▶ _EXERCISE INSTRUCTIONS_:
Exclude the pictures, then restate every entry below exactly.

Source data
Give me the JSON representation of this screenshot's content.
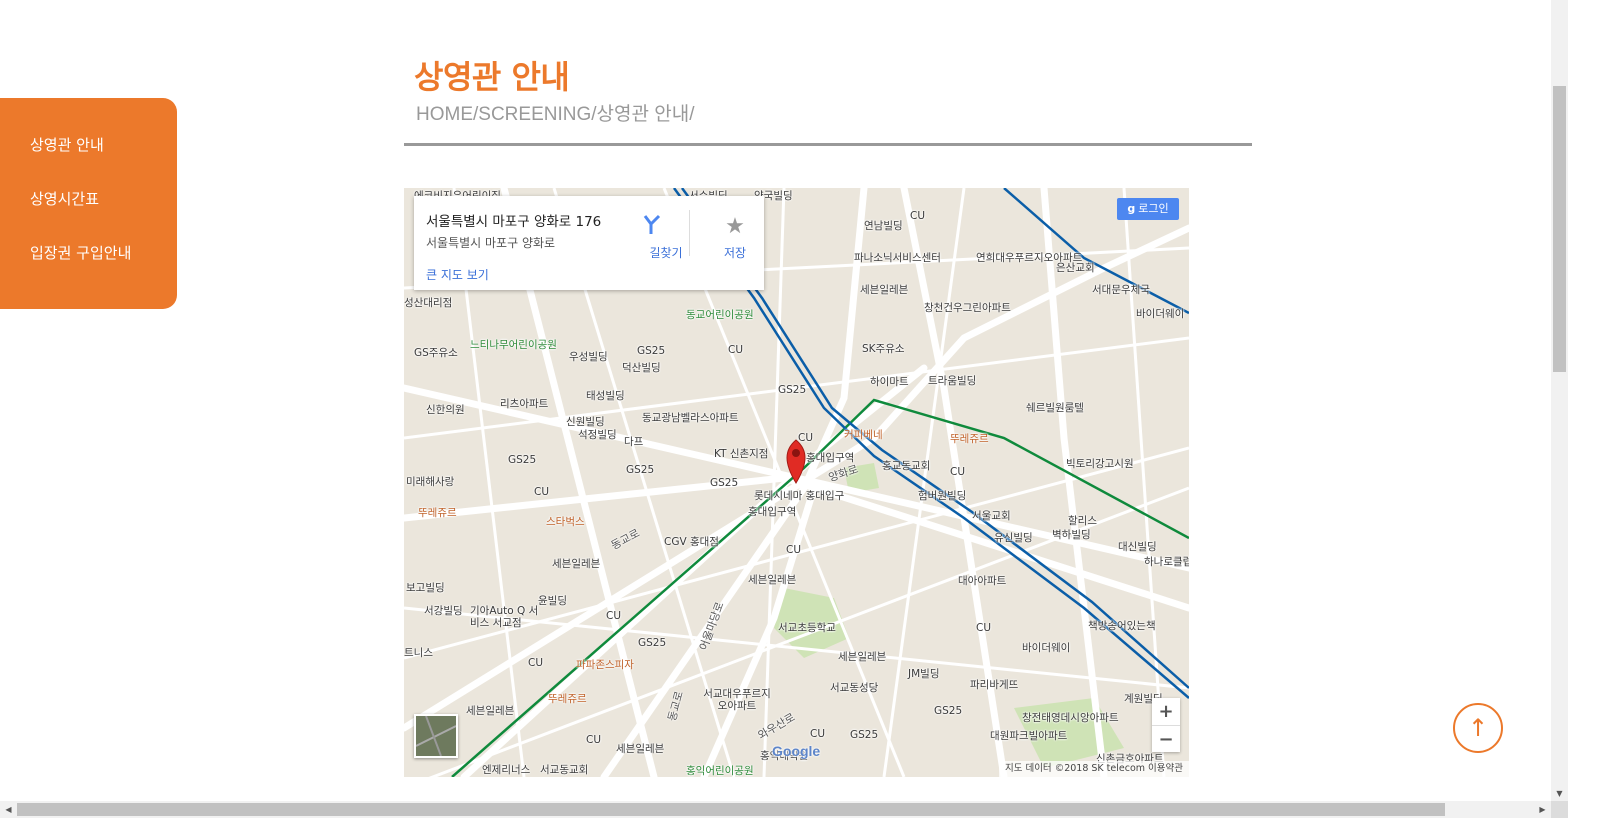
{
  "sidebar": {
    "items": [
      {
        "label": "상영관 안내"
      },
      {
        "label": "상영시간표"
      },
      {
        "label": "입장권 구입안내"
      }
    ]
  },
  "header": {
    "title": "상영관 안내",
    "breadcrumb": "HOME/SCREENING/상영관 안내/"
  },
  "map": {
    "card": {
      "address_title": "서울특별시 마포구 양화로 176",
      "address_sub": "서울특별시 마포구 양화로",
      "big_map_link": "큰 지도 보기",
      "directions_label": "길찾기",
      "save_label": "저장"
    },
    "login_label": "로그인",
    "zoom_in": "+",
    "zoom_out": "−",
    "attribution": "지도 데이터 ©2018 SK telecom    이용약관",
    "logo": "Google",
    "labels": [
      "에코비지우어린이집",
      "서수빌딩",
      "약국빌딩",
      "연남빌딩",
      "CU",
      "연희대우푸르지오아파트",
      "은산교회",
      "서대문우체국",
      "바이더웨이",
      "파나소닉서비스센터",
      "세븐일레븐",
      "창천건우그린아파트",
      "동교어린이공원",
      "성산대리점",
      "GS주유소",
      "느티나무어린이공원",
      "우성빌딩",
      "GS25",
      "덕산빌딩",
      "CU",
      "SK주유소",
      "하이마트",
      "트라움빌딩",
      "쉐르빌원룸텔",
      "태성빌딩",
      "리츠아파트",
      "신한의원",
      "GS25",
      "동교광남벨라스아파트",
      "신원빌딩",
      "석정빌딩",
      "다프",
      "CU",
      "커피베네",
      "뚜레쥬르",
      "KT 신촌지점",
      "홍대입구역",
      "홍교동교회",
      "CU",
      "빅토리강고시원",
      "GS25",
      "GS25",
      "GS25",
      "양화로",
      "롯데시네마 홍대입구",
      "홍대입구역",
      "험버원빌딩",
      "서울교회",
      "할리스",
      "벽하빌딩",
      "대신빌딩",
      "하나로클럽",
      "미래해사랑",
      "CU",
      "뚜레쥬르",
      "스타벅스",
      "동교로",
      "CGV 홍대점",
      "유신빌딩",
      "세븐일레븐",
      "CU",
      "세븐일레븐",
      "대아아파트",
      "보고빌딩",
      "윤빌딩",
      "서강빌딩",
      "기아Auto Q 서비스 서교점",
      "CU",
      "서교초등학교",
      "CU",
      "책방송어있는책",
      "바이더웨이",
      "트니스",
      "GS25",
      "세븐일레븐",
      "JM빌딩",
      "CU",
      "파파존스피자",
      "서교동성당",
      "파리바게뜨",
      "계원빌딩",
      "뚜레쥬르",
      "서교대우푸르지오아파트",
      "GS25",
      "창전태영데시앙아파트",
      "세븐일레븐",
      "CU",
      "CU",
      "GS25",
      "대원파크빌아파트",
      "신촌금호아파트",
      "엔제리너스",
      "서교동교회",
      "세븐일레븐",
      "홍익어린이공원",
      "홍익대학원",
      "와우산로",
      "어울마당로",
      "동교로"
    ]
  },
  "top_button": "↑",
  "colors": {
    "accent": "#ec792b",
    "breadcrumb": "#999999",
    "subway_green": "#0f8a3c",
    "subway_blue": "#0b5ea8"
  }
}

▶ _RESPONSE BELOW_:
Give me the JSON representation of this screenshot's content.
{
  "sidebar": {
    "items": [
      {
        "label": "상영관 안내"
      },
      {
        "label": "상영시간표"
      },
      {
        "label": "입장권 구입안내"
      }
    ]
  },
  "header": {
    "title": "상영관 안내",
    "breadcrumb": "HOME/SCREENING/상영관 안내/"
  },
  "map": {
    "card": {
      "address_title": "서울특별시 마포구 양화로 176",
      "address_sub": "서울특별시 마포구 양화로",
      "big_map_link": "큰 지도 보기",
      "directions_label": "길찾기",
      "save_label": "저장"
    },
    "login_label": "로그인",
    "zoom_in": "+",
    "zoom_out": "−",
    "attribution": "지도 데이터 ©2018 SK telecom    이용약관",
    "logo": "Google",
    "labels": [
      "에코비지우어린이집",
      "서수빌딩",
      "약국빌딩",
      "연남빌딩",
      "CU",
      "연희대우푸르지오아파트",
      "은산교회",
      "서대문우체국",
      "바이더웨이",
      "파나소닉서비스센터",
      "세븐일레븐",
      "창천건우그린아파트",
      "동교어린이공원",
      "성산대리점",
      "GS주유소",
      "느티나무어린이공원",
      "우성빌딩",
      "GS25",
      "덕산빌딩",
      "CU",
      "SK주유소",
      "하이마트",
      "트라움빌딩",
      "쉐르빌원룸텔",
      "태성빌딩",
      "리츠아파트",
      "신한의원",
      "GS25",
      "동교광남벨라스아파트",
      "신원빌딩",
      "석정빌딩",
      "다프",
      "CU",
      "커피베네",
      "뚜레쥬르",
      "KT 신촌지점",
      "홍대입구역",
      "홍교동교회",
      "CU",
      "빅토리강고시원",
      "GS25",
      "GS25",
      "GS25",
      "양화로",
      "롯데시네마 홍대입구",
      "홍대입구역",
      "험버원빌딩",
      "서울교회",
      "할리스",
      "벽하빌딩",
      "대신빌딩",
      "하나로클럽",
      "미래해사랑",
      "CU",
      "뚜레쥬르",
      "스타벅스",
      "동교로",
      "CGV 홍대점",
      "유신빌딩",
      "세븐일레븐",
      "CU",
      "세븐일레븐",
      "대아아파트",
      "보고빌딩",
      "윤빌딩",
      "서강빌딩",
      "기아Auto Q 서비스 서교점",
      "CU",
      "서교초등학교",
      "CU",
      "책방송어있는책",
      "바이더웨이",
      "트니스",
      "GS25",
      "세븐일레븐",
      "JM빌딩",
      "CU",
      "파파존스피자",
      "서교동성당",
      "파리바게뜨",
      "계원빌딩",
      "뚜레쥬르",
      "서교대우푸르지오아파트",
      "GS25",
      "창전태영데시앙아파트",
      "세븐일레븐",
      "CU",
      "CU",
      "GS25",
      "대원파크빌아파트",
      "신촌금호아파트",
      "엔제리너스",
      "서교동교회",
      "세븐일레븐",
      "홍익어린이공원",
      "홍익대학원",
      "와우산로",
      "어울마당로",
      "동교로"
    ]
  },
  "top_button": "↑",
  "colors": {
    "accent": "#ec792b",
    "breadcrumb": "#999999",
    "subway_green": "#0f8a3c",
    "subway_blue": "#0b5ea8"
  }
}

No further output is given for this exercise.